The Foreign Service Journal, January-February 2021

42 JANUARY-FEBRUARY 2021 | THE FOREIGN SERVICE JOURNAL them against attending; the one person he did not reach was the only attendee. Diplomats should always remember what Michael Cor- leone told his brother: “It’s not personal, Sonny. It’s strictly business.” Sfax’s governor was a Ben Ali loyalist—that’s why he had the job—and his point was not to slight me or the U.S. embassy. He just wanted to stay in the good graces of his ever- suspicious boss. The adage cuts both ways, of course; people seeking to curry favor may be more interested in an expedited visa interview or an invita- tion to the Independence Day reception than in your sparkling personality. 2. Focus on civil society. One can’t overstate the importance of reaching out to civil society, which is what took me to Sfax in the first place. Ambas- sadors William Hudson and Robert Godec, my two immedi- ate predecessors in Tunisia, not only established a dialogue with opposition figures but supported their efforts, as well. Our human rights officer was usually the only foreigner who observed the sham trials of Tunisian human rights activists. He was the sole diplomat who tried to attend the anniversary celebration of the Tunisian League of Human Rights (known by its French acronym as LTDH), the oldest such organization in the Arab world. Rings of plainclothes police stopped him from entering. They could not, however, stop news from spreading that the United States stood for Tunisian human rights. Five years later, the LTDH was one of the civil society organizations in the “Tunisian national dialogue quartet” that received the Nobel Peace Prize for its leadership in breaking the political deadlock in the early years of the country’s transition. The most astute political operators inside the Beltway main- tain good relations with both parties, knowing that those out of power one day might be on the rise another day.
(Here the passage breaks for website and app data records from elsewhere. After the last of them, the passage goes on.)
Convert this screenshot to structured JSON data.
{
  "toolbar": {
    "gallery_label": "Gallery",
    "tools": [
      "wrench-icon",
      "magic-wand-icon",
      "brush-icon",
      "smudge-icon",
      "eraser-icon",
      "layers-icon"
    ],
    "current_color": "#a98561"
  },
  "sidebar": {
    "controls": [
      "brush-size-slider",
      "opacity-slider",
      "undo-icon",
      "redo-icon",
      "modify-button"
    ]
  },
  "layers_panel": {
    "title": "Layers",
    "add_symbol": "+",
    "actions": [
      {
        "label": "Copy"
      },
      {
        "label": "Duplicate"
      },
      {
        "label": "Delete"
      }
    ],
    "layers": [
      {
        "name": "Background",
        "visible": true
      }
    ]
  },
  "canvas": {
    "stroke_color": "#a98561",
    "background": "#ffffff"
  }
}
Diplomacy is no different. The opposition fig- ures Jeffrey Feltman befriended when he served in Tunisia from 1998 to 2000 were cabinet ministers when he returned to Tunisia as assistant secretary for Near Eastern affairs 10 days after Ben Ali fled. The pro- democracy elder statesman I had invited to lunch before Ben Ali left Tunisia became the number two official at the Ministry of Foreign Affairs by the time the lunch took place a few days later. 3. Silence can be golden: What you don’t say is just as important as what you do say. When the October 2009 rigged election came to its inevita- ble conclusion and Ben Ali was declared president with “only” 89 percent of the vote, our embassy recommended to Wash- ington that President Barack Obama refrain from sending the routine congratulatory message. We knew that no matter how exquisitely nuanced it would have been, the regime-controlled press would have splashed it across the front pages of all the newspapers with photographs of the two leaders and headlines suggesting that Obama supported Ben Ali. Our recommenda- tion was received with virtually no bureaucratic resistance, and no message was sent. While a seemingly minor gesture—one that a more confi- dent regime would have shrugged off—it apparently infuriated the Palace, which blamed its hapless ambassador in Wash- ington and recalled him. On the other hand, while Ben Ali received congratulations from many other countries (including a warm telephone call from the French president) , Tunisian civil society noticed the absence of any message from the United States and rightly interpreted it as a sign of support and encouragement for them. Anti-government demonstrations during the Tunisian revolution, January 2011. WIKIMEDIACOMMONS/M.RAIS